Harvey died surrounded by family at a hospital in Phoenix, where he had a winter home, said Louis Adams, a spokesman for ABC Radio Networks, where Harvey worked for more than 50 years. No cause of death was immediately available.
Harvey had been forced off the air for several months in 2001 because of a virus that weakened a vocal cord. But he returned to work in Chicago and was still active as he passed his 90th birthday. His death comes less than a year after that of his wife and longtime producer, Lynne.
"My father and mother created from thin air what one day became radio and television news," Paul Harvey Jr. said in a statement. "So in the past year, an industry has lost its godparents and today millions have lost a friend."
Known for his resonant voice and trademark delivery of "The Rest of the Story," Harvey had been heard nationally since 1951, when he began his "News and Comment" for ABC Radio Networks.

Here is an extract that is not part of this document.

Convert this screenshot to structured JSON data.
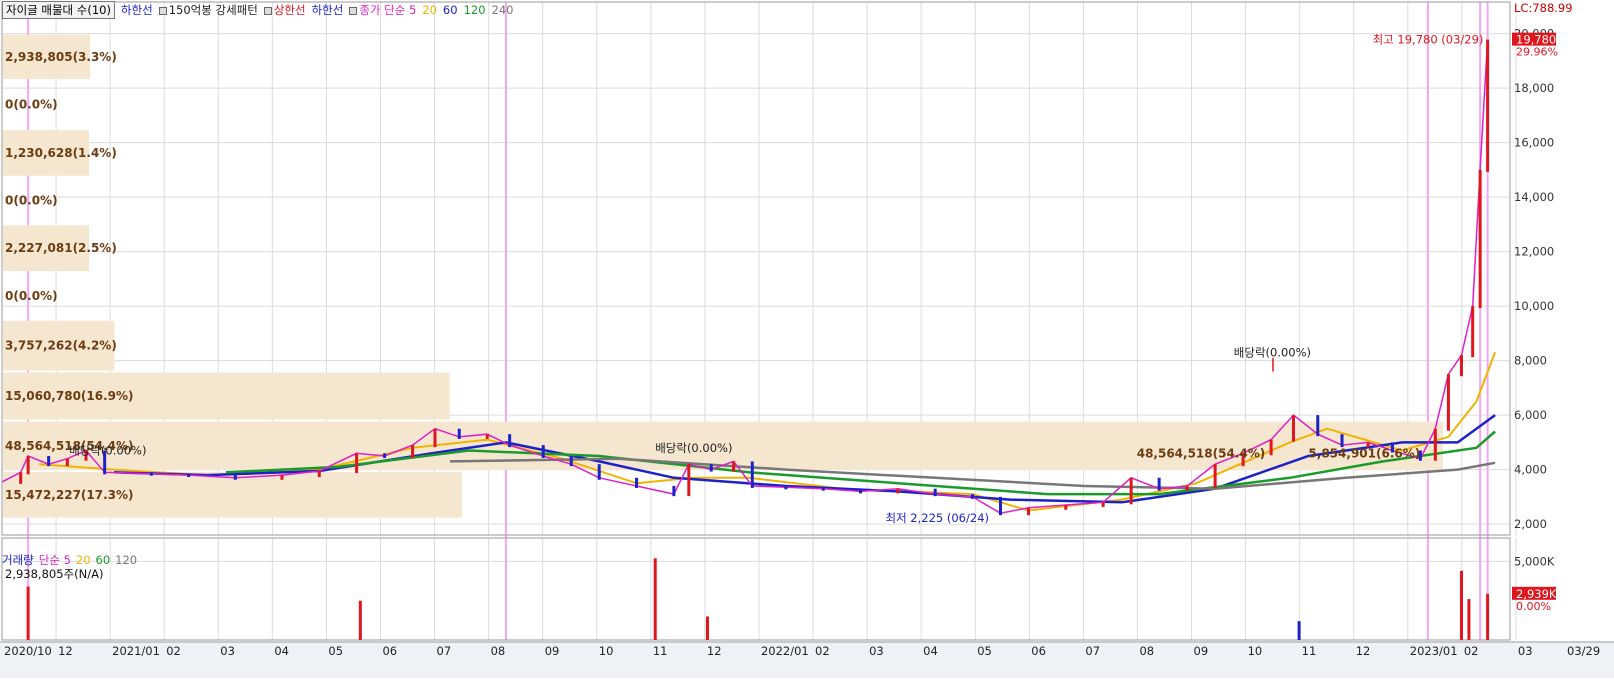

He became a heartland icon, delivering news and commentary with a distinctive Midwestern flavor. "Stand by for news!" he told his listeners. He was credited with inventing or popularizing terms such as "skyjacker," "Reaganomics" and "guesstimate."
"Paul Harvey was one of the most gifted and beloved broadcasters in our nation's history," ABC Radio Networks President Jim Robinson said in a statement. "We will miss our dear friend tremendously and are grateful for the many years we were so fortunate to have known him."
In 2005, Harvey was one of 14 notables chosen as recipients of the presidential Medal of Freedom. He also was an inductee in the Radio Hall of Fame, as was Lynne.
Former President George W. Bush remembered Harvey as a "friendly and familiar voice in the lives of millions of Americans."
"His commentary entertained, enlightened, and informed," Bush said in a statement. "Laura and I are pleased to have known this fine man, and our thoughts and prayers are with his family."